Activity: In full and without error, repeat the entries below.

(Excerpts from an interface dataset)

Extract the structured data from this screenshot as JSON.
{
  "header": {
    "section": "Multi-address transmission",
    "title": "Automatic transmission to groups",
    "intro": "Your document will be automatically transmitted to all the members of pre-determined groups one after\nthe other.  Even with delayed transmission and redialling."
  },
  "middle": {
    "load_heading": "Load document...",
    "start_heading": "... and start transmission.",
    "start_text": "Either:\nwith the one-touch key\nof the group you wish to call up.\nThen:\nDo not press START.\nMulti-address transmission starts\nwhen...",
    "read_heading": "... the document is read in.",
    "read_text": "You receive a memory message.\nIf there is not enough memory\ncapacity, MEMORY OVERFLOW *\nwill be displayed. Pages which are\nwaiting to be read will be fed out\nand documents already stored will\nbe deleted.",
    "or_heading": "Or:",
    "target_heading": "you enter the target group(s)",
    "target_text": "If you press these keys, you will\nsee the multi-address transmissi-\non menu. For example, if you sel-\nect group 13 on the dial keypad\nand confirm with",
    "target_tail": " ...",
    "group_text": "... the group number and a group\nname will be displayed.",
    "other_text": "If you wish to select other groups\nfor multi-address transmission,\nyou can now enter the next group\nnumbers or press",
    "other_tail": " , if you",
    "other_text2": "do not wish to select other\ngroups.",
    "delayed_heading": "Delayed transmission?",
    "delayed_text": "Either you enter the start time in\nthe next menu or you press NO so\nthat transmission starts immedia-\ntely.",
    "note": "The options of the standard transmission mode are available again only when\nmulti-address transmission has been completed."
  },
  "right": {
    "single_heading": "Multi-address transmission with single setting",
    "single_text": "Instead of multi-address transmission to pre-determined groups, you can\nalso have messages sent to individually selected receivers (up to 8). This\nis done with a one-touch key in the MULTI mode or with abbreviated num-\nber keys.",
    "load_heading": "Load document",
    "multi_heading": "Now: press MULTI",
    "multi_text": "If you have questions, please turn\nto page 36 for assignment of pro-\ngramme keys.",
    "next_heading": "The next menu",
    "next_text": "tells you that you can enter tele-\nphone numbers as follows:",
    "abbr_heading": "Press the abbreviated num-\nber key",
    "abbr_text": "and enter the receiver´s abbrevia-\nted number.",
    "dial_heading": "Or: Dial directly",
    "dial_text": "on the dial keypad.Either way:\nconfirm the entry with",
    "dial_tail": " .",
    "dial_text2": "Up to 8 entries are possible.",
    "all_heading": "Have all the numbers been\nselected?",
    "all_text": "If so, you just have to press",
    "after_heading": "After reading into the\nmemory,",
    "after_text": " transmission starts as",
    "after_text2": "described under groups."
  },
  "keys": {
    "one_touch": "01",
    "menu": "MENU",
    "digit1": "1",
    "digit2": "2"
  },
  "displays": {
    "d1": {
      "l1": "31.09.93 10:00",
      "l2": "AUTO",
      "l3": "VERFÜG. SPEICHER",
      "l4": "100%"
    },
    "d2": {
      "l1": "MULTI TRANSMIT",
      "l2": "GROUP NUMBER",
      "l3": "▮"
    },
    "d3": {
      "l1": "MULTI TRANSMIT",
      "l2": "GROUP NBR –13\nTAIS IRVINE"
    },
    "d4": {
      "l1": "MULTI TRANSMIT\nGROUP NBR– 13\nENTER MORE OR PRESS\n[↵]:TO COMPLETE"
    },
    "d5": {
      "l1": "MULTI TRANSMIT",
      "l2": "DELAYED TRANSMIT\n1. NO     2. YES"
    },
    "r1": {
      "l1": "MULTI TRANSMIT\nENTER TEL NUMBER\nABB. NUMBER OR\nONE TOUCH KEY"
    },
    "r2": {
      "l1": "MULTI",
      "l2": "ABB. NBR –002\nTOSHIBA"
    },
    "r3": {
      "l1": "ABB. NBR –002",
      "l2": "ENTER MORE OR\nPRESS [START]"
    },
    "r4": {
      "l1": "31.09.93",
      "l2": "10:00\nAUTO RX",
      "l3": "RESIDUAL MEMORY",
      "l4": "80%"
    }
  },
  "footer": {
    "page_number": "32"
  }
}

Answer for this exercise:
Extract the structured data from this screenshot as JSON.
{
  "header": {
    "section": "Multi-address transmission",
    "title": "Automatic transmission to groups",
    "intro": "Your document will be automatically transmitted to all the members of pre-determined groups one after\nthe other.  Even with delayed transmission and redialling."
  },
  "middle": {
    "load_heading": "Load document...",
    "start_heading": "... and start transmission.",
    "start_text": "Either:\nwith the one-touch key\nof the group you wish to call up.\nThen:\nDo not press START.\nMulti-address transmission starts\nwhen...",
    "read_heading": "... the document is read in.",
    "read_text": "You receive a memory message.\nIf there is not enough memory\ncapacity, MEMORY OVERFLOW *\nwill be displayed. Pages which are\nwaiting to be read will be fed out\nand documents already stored will\nbe deleted.",
    "or_heading": "Or:",
    "target_heading": "you enter the target group(s)",
    "target_text": "If you press these keys, you will\nsee the multi-address transmissi-\non menu. For example, if you sel-\nect group 13 on the dial keypad\nand confirm with",
    "target_tail": " ...",
    "group_text": "... the group number and a group\nname will be displayed.",
    "other_text": "If you wish to select other groups\nfor multi-address transmission,\nyou can now enter the next group\nnumbers or press",
    "other_tail": " , if you",
    "other_text2": "do not wish to select other\ngroups.",
    "delayed_heading": "Delayed transmission?",
    "delayed_text": "Either you enter the start time in\nthe next menu or you press NO so\nthat transmission starts immedia-\ntely.",
    "note": "The options of the standard transmission mode are available again only when\nmulti-address transmission has been completed."
  },
  "right": {
    "single_heading": "Multi-address transmission with single setting",
    "single_text": "Instead of multi-address transmission to pre-determined groups, you can\nalso have messages sent to individually selected receivers (up to 8). This\nis done with a one-touch key in the MULTI mode or with abbreviated num-\nber keys.",
    "load_heading": "Load document",
    "multi_heading": "Now: press MULTI",
    "multi_text": "If you have questions, please turn\nto page 36 for assignment of pro-\ngramme keys.",
    "next_heading": "The next menu",
    "next_text": "tells you that you can enter tele-\nphone numbers as follows:",
    "abbr_heading": "Press the abbreviated num-\nber key",
    "abbr_text": "and enter the receiver´s abbrevia-\nted number.",
    "dial_heading": "Or: Dial directly",
    "dial_text": "on the dial keypad.Either way:\nconfirm the entry with",
    "dial_tail": " .",
    "dial_text2": "Up to 8 entries are possible.",
    "all_heading": "Have all the numbers been\nselected?",
    "all_text": "If so, you just have to press",
    "after_heading": "After reading into the\nmemory,",
    "after_text": " transmission starts as",
    "after_text2": "described under groups."
  },
  "keys": {
    "one_touch": "01",
    "menu": "MENU",
    "digit1": "1",
    "digit2": "2"
  },
  "displays": {
    "d1": {
      "l1": "31.09.93 10:00",
      "l2": "AUTO",
      "l3": "VERFÜG. SPEICHER",
      "l4": "100%"
    },
    "d2": {
      "l1": "MULTI TRANSMIT",
      "l2": "GROUP NUMBER",
      "l3": "▮"
    },
    "d3": {
      "l1": "MULTI TRANSMIT",
      "l2": "GROUP NBR –13\nTAIS IRVINE"
    },
    "d4": {
      "l1": "MULTI TRANSMIT\nGROUP NBR– 13\nENTER MORE OR PRESS\n[↵]:TO COMPLETE"
    },
    "d5": {
      "l1": "MULTI TRANSMIT",
      "l2": "DELAYED TRANSMIT\n1. NO     2. YES"
    },
    "r1": {
      "l1": "MULTI TRANSMIT\nENTER TEL NUMBER\nABB. NUMBER OR\nONE TOUCH KEY"
    },
    "r2": {
      "l1": "MULTI",
      "l2": "ABB. NBR –002\nTOSHIBA"
    },
    "r3": {
      "l1": "ABB. NBR –002",
      "l2": "ENTER MORE OR\nPRESS [START]"
    },
    "r4": {
      "l1": "31.09.93",
      "l2": "10:00\nAUTO RX",
      "l3": "RESIDUAL MEMORY",
      "l4": "80%"
    }
  },
  "footer": {
    "page_number": "32"
  }
}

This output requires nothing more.